Tourette Syndrome Spectrum Disorder Overview
Tourette syndrome is an inherited brain disorder involving involuntary utterances and body movements. It affects more men than women. It was named for Georges Gilles de la Tourette, a French doctor who described the symptoms in 1885.
Symptoms usually appear early
Tourette syndrome symptoms begin before the age of 21, usually between 7 and 10 years of age. In most patients, the first symptom is an involuntary eye blink. Most patients soon develop other such motor tics (brief, repetitive, purposeless movements of muscles).
These tics may include eyebrow raising, nose flaring, mouth opening, head shaking, teeth gnashing, finger cracking, jumping, stamping, or kicking. Some patients also begin to make uncontrollable sounds, called vocal tics. These include grunting, barking, belching, speaking unintelligibly, and occasionally coprolalia. Coprolalia is the involuntary utterance of vulgar words.
In Tourette syndrome, tics occur multiple times each day and the location of a particular motor tic may vary considerably over time. For example, eye-blinking tics may disappear and shoulder-shrugging tics may appear. Not all children with motor or vocal tics have Tourette syndrome. Before a doctor can make a final diagnosis, the Tourette syndrome symptoms must be present for at least one year.
Some Tourette syndrome patients have short attentions spans and may also be hyperactive. Although the disorder is not psychological, some patients have emotional stress trying to deal with it.
Researchers suspect that Tourette syndrome results from an abnormality in the neurotransmitters, the chemicals that carry signals between nerve cells. There is no cure, but certain drugs can help control the Tourette syndrome symptoms. Early diagnosis and treatment can help prevent the development of psychological problems.

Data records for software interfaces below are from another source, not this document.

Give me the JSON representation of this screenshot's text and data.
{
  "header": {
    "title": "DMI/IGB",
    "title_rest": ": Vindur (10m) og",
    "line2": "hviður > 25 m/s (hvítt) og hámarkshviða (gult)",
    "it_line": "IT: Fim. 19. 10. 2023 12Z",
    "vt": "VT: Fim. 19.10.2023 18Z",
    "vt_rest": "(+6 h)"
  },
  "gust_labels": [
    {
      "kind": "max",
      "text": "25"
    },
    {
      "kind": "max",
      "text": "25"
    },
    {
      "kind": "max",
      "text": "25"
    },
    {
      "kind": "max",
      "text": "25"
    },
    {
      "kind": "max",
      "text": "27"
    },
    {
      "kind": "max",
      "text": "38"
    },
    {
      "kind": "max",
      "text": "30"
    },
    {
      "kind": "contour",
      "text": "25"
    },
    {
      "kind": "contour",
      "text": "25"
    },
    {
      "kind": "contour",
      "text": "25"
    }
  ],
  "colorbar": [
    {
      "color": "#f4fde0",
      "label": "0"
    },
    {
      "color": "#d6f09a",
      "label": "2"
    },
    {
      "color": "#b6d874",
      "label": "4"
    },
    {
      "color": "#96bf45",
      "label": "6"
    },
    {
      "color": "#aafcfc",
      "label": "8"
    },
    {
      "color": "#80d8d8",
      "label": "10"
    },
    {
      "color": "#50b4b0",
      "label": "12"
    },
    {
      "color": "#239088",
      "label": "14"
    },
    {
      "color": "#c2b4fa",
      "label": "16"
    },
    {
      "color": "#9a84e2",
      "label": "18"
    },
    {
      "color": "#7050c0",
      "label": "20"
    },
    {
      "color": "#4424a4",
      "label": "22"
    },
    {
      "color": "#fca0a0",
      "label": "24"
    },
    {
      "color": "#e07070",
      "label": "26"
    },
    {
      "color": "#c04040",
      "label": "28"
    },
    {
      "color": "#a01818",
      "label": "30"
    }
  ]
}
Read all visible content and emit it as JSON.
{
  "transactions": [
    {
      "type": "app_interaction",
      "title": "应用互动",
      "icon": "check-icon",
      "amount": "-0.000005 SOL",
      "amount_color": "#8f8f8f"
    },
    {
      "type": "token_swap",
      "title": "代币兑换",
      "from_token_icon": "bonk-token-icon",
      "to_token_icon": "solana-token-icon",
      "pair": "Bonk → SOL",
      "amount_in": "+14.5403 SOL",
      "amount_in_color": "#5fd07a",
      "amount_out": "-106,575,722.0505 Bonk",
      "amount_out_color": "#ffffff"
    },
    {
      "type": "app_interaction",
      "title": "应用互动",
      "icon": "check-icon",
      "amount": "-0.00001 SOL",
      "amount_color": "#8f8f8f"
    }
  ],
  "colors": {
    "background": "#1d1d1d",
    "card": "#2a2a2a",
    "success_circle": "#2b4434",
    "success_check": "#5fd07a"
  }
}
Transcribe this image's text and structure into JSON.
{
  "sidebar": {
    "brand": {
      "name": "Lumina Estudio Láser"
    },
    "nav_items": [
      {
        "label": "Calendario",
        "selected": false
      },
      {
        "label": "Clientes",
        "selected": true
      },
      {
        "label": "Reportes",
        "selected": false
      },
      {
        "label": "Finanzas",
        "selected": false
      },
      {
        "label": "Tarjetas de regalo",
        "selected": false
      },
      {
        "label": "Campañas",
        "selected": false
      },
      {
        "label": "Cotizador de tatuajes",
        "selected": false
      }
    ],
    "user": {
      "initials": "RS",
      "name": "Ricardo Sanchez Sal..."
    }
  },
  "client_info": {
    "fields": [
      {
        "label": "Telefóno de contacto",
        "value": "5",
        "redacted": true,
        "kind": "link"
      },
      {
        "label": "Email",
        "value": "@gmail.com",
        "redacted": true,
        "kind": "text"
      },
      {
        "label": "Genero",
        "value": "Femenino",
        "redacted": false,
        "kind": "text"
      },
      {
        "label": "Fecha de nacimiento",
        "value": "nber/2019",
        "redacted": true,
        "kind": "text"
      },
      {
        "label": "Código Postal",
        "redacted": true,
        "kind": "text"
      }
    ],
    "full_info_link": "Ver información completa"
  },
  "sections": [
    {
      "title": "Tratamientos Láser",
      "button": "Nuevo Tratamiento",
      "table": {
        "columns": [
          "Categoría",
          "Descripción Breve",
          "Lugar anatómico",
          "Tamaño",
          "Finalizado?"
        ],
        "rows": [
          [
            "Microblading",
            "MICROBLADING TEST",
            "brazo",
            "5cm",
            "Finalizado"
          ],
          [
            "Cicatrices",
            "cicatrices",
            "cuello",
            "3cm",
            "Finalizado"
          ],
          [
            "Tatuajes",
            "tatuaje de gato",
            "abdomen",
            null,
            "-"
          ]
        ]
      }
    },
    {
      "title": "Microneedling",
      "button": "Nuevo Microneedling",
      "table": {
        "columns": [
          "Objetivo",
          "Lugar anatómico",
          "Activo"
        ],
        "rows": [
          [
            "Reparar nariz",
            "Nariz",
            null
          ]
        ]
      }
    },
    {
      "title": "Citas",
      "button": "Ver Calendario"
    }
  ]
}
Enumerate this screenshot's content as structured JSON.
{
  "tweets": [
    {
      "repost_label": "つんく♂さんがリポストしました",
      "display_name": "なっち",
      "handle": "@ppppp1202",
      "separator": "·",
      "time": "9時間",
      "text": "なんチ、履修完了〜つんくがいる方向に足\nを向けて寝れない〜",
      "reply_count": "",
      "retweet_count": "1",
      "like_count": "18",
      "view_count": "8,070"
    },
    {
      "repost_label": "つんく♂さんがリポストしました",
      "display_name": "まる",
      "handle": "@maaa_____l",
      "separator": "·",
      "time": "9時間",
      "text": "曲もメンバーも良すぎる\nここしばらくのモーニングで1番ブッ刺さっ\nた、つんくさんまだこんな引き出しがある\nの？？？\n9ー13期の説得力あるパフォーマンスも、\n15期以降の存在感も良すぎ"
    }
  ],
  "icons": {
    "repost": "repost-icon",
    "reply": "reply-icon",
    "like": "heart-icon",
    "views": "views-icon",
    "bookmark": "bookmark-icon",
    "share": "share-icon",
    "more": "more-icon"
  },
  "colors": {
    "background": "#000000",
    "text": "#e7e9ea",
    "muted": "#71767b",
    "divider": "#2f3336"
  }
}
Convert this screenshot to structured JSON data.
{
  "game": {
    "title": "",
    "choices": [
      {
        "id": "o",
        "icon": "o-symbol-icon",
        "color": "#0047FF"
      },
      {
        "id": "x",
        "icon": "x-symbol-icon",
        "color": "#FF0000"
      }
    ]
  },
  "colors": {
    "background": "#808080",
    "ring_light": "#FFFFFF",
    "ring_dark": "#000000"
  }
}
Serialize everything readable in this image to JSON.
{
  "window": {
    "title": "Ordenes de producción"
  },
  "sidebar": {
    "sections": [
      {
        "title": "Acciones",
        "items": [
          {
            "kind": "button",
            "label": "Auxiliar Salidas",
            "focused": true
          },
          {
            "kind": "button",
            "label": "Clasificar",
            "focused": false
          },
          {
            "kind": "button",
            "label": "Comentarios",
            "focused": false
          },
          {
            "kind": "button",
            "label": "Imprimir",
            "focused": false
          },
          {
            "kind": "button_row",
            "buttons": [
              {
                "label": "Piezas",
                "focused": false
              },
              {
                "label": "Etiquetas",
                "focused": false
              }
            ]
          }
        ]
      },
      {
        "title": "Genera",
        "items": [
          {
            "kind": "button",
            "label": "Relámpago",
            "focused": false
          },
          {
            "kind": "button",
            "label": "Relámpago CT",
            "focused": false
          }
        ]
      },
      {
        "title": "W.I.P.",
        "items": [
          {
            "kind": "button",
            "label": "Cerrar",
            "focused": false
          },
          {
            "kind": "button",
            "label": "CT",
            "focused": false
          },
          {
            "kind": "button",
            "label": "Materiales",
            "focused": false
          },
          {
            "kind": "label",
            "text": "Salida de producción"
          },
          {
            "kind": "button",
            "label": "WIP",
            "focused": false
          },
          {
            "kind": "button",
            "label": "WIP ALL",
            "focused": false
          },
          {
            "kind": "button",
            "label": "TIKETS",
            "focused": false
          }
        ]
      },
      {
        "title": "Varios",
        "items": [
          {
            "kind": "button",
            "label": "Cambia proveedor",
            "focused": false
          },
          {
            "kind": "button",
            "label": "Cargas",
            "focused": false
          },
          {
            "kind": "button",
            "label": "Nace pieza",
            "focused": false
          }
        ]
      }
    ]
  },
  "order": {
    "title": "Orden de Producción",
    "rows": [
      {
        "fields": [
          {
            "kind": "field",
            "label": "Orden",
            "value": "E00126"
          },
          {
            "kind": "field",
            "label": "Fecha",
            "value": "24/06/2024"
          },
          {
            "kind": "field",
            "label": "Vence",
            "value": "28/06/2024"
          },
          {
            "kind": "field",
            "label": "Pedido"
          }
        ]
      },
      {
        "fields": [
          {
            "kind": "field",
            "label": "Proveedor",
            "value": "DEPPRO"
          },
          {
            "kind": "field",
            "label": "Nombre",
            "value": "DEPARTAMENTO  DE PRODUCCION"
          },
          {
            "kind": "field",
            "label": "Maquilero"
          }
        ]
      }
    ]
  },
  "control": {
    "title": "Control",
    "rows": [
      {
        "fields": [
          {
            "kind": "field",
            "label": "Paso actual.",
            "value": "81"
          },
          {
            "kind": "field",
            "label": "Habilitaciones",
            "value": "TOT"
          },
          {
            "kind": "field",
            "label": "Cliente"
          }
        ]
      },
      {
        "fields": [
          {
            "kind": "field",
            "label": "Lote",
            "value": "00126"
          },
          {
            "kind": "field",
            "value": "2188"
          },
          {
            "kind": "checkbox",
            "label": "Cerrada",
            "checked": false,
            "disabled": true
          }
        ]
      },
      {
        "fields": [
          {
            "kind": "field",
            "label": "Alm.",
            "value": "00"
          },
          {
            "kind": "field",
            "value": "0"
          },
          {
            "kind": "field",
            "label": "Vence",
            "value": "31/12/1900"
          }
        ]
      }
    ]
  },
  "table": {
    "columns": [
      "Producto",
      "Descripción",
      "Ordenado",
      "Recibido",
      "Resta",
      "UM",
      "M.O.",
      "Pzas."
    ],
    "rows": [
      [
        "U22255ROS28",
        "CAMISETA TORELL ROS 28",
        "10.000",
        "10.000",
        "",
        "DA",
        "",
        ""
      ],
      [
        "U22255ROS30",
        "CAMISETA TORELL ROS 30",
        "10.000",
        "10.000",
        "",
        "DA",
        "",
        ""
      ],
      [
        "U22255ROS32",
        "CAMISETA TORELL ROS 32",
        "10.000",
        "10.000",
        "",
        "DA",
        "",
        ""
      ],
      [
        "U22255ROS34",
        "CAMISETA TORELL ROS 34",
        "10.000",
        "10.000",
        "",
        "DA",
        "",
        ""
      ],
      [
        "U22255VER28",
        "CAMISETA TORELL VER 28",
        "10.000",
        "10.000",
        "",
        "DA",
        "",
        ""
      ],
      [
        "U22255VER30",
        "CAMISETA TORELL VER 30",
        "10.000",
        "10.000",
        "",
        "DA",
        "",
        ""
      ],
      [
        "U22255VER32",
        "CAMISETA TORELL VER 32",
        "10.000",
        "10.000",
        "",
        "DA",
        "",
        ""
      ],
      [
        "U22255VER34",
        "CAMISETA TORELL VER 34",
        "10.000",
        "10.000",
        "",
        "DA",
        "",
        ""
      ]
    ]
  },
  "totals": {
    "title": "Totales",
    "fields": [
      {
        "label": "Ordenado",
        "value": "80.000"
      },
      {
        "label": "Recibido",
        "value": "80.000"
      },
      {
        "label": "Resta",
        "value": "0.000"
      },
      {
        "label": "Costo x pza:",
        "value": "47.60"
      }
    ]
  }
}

World Book. Contributor: William J. Weiner, M.D., Professor of Neurology, University of Miami.